Recreational rowing boats

Edon now do an affordable recreational rowing boat that comes complete with pontoons for cold water rowing and learning. $2150 from

Light fast fun and easy to use

Don’t know how I would feel about
pontoons. Used to scull on the Charles and the Schuylkill whenever the ice was out and never felt a sense of risk. If I were using a rowing craft on rivers-in-general, including class 1-2 whitewater, I think I would rather row a wider hull like an Adirondack boat than fool with pontoons. You can almost rearrange the letters in pontoons to spell “sponsons.”

or make your own…

Pontoons are good. These work well, can be removed in less than a minute if required. The boat is still fast and fun with the pontoons and is also very light. A guideboat weighs a ton and is pretty slow. Yes it’s stable but you don’t get the feed back you get with an Edon. A lot of rec boats are short and fat (and heavy and slow), this one is short and sleek (and light and very robust), the pontoons are great for cold water rowing where falling in can be a hazard, they’re also great for learning.

The Edon is the number one selling trainer in clubs and schools in the UK and Australia and was introduced into the US in 2008.

If you get the chance have a go in one.
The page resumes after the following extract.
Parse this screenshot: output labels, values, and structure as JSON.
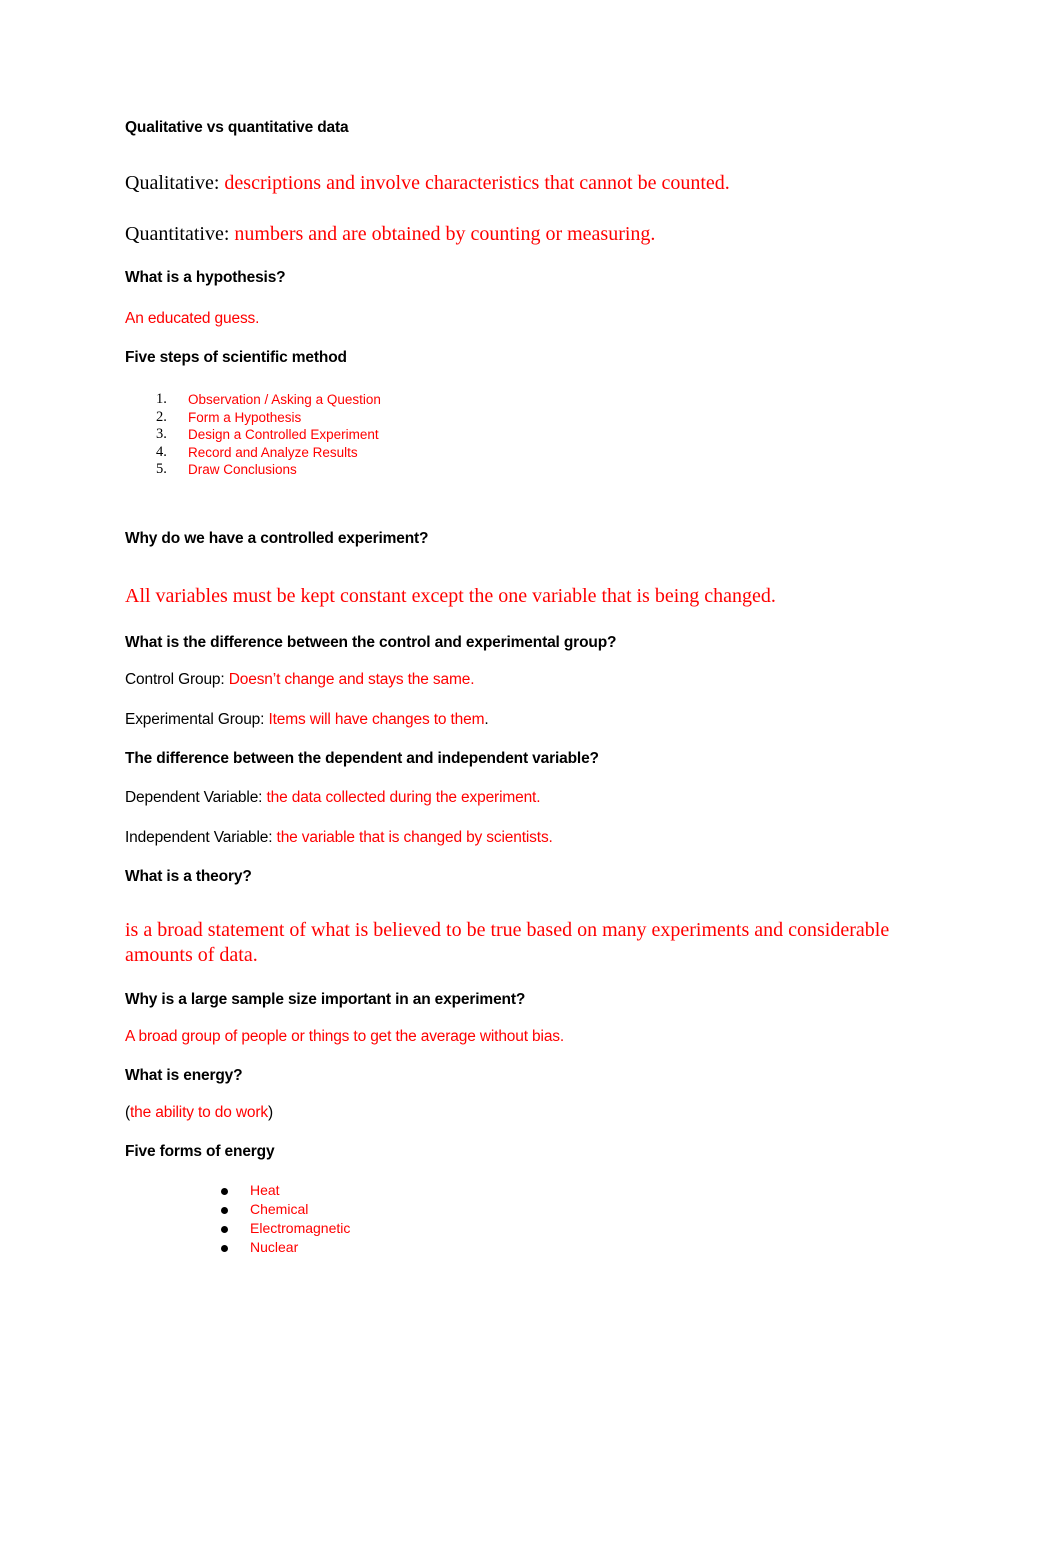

They work better the less they’re in
the water. As for the guide boats, they could be much lighter, but evidently no one cares enough.

Just keeping you honest here:

– Last Updated: Feb-10-09 10:59 PM EST –

My screen name tips my hand regarding my personal rowing bias, but since comparing your boat to a guide-boat is an apples-and-oranges thing, I have no axe to grind. Further, I have no doubt that your boat is a better "fitness rowing boat" and a faster boat on calm waters (and when hauling gear or a passenger is not needed) than a guide-boat, so if that's what's important to a particular buyer, it's a better choice. I do have to point out something very suspicious-looking though. You say a guide-boat "weighs a ton", but your website says the "hull weight" of your boat is 45 pounds. While that's not heavy, I just betcha that by the time you add the weight of that hardware-laden sliding seat and those metal outriggers for the oars, you are getting pretty close to the same weight as an average guide-boat, and if bolting on that stuff doesn't put it in the same weight class as a guide-boat, those pontoons and their hardware will certainly do the trick.

Another thing worth mentioning, which you will hear people say time and time again on this site is that every boat is a design compromise. That's why a "hard sell" approach that is not purpose-driven is usually a bad idea when talking to people who discuss boats on a regular basis. If someone tells you they would prefer a different boat design, don't say yours is "better", tell us exactly what it is designed to do. If you insist your design is better than, in this case, a guide-boat, someone with a guide-boat just might challenge you to a side-by-side comparison where the boat's purpose and existing water conditions would render your boat would either useless or helpless. A one-person race on very flat water without any cargo on-board would NOT be one of those conditions, but there are many other conditions I can think of where your boat would perform very poorly by comparison. So stick to plugging this as a relatively inexpensive boat for fitness rowing without discounting totally different designs in the process, and good luck to you.

One reason they are heavier than…

– Last Updated: Feb-10-09 10:55 PM EST –

... canoes is that they have no thwarts, so they get their stiffness entirely from the hull and gunwales. A lightweight canoe that is very stiff turns into a wet noodle when the thwarts are removed.

I started rowing in sliding-seat boats ona college crew team, so I thought all fixed-seat boats must be slugs. I was very impressed the first time I tried a 16’ guideboat. Sure, a shell will be faster on flat water, but you’d look damn silly trying to balance a shell with your wife, your dog, and a picnic lunch on board. The guideboat can easily do that in chop and still be a pleasure to row.

Good point on the specifics of designs. One of the fun things about studying traditional craft is learning the reasons behind regional differences. Adirondack guideboats, Rangely Lakes boats, dories, peapods, Whitehalls, etc. — all small rowing craft, but all adapted for specific uses. Neat stuff.

The Edon boat looks fine for what it does, but there’s nothing revolutionary about it.